The result should be every line in the data below that carries the string "psychologique".
=== Provided information ===
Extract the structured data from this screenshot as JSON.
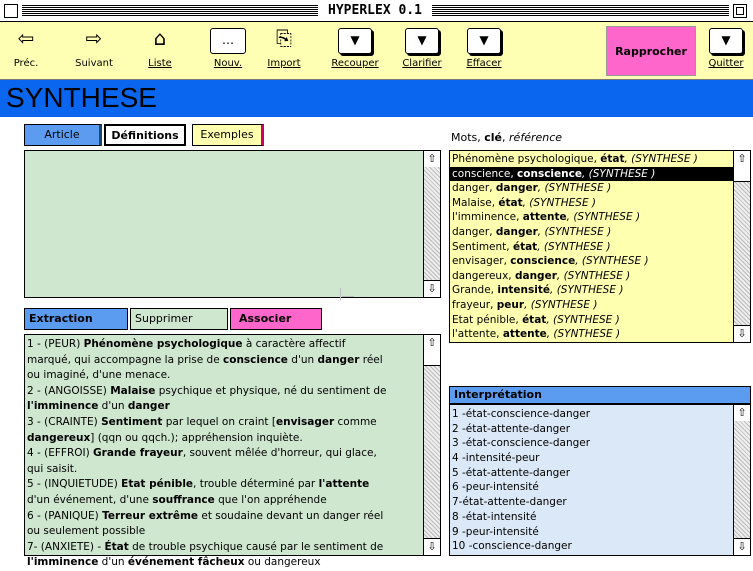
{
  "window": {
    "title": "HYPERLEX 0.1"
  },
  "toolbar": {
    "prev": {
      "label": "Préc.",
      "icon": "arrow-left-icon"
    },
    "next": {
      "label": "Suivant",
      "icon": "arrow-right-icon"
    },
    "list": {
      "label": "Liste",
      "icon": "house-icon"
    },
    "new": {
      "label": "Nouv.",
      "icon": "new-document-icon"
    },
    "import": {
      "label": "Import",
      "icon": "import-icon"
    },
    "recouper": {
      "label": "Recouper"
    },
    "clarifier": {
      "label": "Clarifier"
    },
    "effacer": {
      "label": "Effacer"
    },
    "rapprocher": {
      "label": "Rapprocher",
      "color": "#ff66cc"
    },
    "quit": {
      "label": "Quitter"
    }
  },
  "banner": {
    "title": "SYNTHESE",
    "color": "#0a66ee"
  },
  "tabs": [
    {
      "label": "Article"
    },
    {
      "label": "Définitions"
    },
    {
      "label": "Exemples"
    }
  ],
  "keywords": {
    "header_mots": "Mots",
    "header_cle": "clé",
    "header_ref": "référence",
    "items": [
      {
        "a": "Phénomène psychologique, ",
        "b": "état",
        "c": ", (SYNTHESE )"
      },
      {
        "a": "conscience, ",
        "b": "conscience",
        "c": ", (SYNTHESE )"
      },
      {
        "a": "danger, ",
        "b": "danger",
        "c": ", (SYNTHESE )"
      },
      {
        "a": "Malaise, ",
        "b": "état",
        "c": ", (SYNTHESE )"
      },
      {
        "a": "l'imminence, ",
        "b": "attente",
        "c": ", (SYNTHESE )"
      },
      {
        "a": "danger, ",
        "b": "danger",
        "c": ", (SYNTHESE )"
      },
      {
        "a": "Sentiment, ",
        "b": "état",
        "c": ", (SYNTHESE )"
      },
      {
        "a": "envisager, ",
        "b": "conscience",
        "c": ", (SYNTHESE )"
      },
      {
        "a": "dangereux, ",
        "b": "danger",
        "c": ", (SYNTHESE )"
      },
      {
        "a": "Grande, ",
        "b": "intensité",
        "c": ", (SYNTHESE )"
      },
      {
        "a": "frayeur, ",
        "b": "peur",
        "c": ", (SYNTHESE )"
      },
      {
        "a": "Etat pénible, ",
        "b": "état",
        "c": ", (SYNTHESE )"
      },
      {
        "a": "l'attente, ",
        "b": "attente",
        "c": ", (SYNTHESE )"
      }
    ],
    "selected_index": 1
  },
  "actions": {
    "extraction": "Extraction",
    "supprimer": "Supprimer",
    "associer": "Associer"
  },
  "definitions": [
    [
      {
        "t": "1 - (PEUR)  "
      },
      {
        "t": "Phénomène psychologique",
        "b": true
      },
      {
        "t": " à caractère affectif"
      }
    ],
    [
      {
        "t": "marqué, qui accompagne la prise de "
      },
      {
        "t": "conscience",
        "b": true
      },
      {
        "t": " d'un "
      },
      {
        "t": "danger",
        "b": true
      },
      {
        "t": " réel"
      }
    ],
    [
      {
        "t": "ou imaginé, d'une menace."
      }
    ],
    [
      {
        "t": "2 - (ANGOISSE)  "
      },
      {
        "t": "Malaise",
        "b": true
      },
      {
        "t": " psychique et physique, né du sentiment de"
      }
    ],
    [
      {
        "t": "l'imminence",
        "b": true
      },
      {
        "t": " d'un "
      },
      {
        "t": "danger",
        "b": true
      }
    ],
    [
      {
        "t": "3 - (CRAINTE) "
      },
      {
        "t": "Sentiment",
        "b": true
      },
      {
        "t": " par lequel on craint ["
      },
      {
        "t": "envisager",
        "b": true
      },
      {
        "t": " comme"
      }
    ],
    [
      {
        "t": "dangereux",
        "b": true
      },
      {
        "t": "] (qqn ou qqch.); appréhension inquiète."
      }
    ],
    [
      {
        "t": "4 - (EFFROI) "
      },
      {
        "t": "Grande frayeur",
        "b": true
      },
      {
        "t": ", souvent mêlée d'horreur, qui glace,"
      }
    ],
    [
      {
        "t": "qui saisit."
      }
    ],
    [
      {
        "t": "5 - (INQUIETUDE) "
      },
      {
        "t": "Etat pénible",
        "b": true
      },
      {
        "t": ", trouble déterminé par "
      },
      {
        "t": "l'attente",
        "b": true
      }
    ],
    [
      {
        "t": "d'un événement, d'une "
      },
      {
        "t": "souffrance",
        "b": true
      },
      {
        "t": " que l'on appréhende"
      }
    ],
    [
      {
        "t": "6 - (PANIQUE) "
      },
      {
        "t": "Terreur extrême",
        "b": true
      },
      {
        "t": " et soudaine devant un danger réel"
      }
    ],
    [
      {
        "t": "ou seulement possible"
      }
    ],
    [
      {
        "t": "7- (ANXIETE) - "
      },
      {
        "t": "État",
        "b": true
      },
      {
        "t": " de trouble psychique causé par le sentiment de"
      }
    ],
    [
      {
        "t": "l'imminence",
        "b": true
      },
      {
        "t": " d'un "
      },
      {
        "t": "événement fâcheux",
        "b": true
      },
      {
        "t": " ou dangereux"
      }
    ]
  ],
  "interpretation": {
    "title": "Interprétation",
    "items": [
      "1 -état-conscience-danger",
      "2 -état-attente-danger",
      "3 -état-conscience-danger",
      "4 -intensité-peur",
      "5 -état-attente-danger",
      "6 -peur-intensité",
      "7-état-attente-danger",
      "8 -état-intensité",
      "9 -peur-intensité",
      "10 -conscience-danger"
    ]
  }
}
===
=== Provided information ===
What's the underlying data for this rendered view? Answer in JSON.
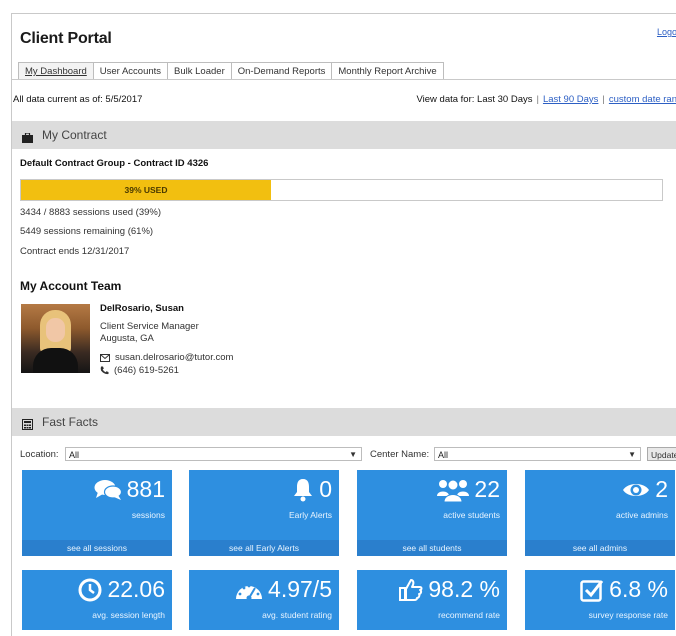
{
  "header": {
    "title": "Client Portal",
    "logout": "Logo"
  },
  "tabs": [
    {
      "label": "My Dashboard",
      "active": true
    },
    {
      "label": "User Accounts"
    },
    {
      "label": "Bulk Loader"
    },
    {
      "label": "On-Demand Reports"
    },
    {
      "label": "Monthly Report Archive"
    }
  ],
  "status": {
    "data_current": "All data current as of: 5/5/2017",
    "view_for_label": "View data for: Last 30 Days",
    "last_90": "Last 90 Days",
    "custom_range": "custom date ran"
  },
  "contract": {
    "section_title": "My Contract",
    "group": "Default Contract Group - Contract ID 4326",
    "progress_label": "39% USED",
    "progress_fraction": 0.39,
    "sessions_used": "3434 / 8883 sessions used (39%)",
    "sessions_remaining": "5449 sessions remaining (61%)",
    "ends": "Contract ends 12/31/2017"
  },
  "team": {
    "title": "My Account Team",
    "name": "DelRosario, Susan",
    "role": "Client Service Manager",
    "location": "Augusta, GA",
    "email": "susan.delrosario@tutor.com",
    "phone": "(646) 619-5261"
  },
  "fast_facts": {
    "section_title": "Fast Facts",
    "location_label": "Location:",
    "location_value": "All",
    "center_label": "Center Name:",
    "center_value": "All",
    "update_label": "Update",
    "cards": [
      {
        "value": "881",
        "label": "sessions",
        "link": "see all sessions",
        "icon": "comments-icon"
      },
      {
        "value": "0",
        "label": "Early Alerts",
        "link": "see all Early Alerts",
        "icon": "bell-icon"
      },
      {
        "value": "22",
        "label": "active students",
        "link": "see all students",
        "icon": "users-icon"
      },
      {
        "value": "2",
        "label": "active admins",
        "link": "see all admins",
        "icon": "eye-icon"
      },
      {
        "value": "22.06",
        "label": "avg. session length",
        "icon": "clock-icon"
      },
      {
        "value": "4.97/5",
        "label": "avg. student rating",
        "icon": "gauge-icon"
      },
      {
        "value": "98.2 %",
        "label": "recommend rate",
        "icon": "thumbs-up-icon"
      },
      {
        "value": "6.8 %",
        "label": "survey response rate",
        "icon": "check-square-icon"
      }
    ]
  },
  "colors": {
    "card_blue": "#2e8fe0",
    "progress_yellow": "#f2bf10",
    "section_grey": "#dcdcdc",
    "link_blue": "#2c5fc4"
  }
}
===
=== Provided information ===
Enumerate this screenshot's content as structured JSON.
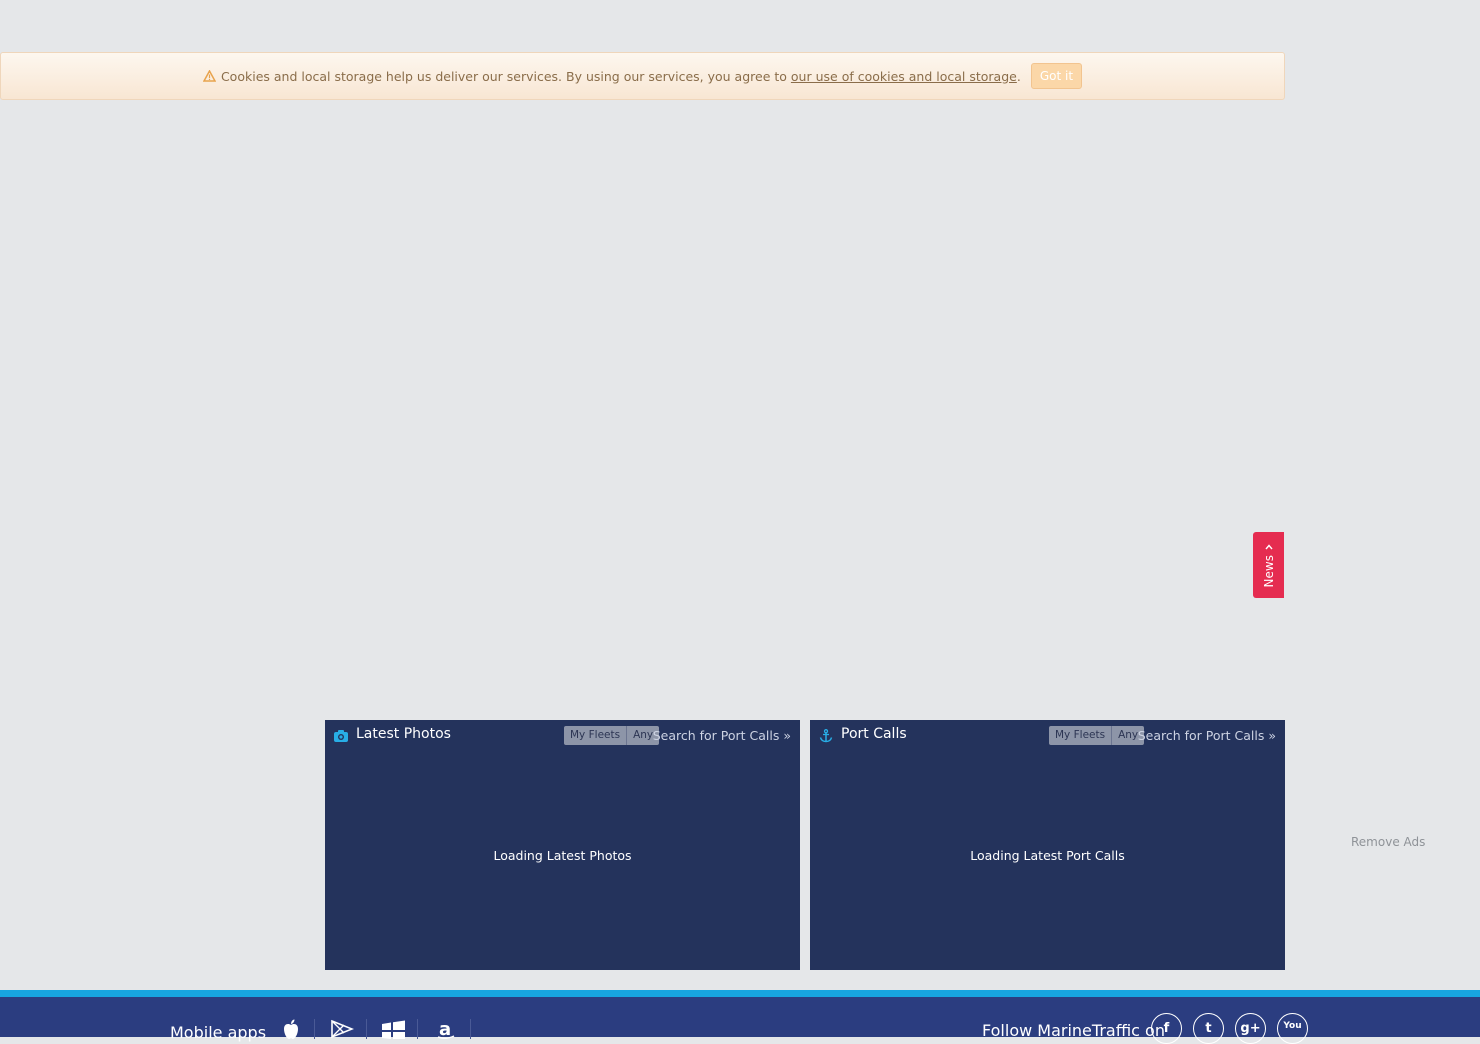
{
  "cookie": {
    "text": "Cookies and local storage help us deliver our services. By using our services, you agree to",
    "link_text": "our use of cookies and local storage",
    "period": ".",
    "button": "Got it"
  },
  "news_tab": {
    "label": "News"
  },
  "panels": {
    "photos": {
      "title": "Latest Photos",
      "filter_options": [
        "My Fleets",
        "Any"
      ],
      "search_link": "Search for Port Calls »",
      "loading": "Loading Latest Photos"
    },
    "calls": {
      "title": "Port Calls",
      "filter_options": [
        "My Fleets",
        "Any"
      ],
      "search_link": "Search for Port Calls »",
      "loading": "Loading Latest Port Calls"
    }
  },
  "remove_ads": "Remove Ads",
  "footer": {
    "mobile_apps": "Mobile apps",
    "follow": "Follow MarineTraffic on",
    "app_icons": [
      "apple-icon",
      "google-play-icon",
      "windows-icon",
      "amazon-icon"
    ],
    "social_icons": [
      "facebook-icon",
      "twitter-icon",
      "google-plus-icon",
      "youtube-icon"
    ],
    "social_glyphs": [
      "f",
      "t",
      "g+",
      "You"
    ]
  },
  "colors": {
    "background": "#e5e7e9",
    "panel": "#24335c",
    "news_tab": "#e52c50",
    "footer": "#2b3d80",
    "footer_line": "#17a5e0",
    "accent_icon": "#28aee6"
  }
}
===
* **Exercise output**
        "a": "Phénomène psychologique, ",
        "t": "Phénomène psychologique",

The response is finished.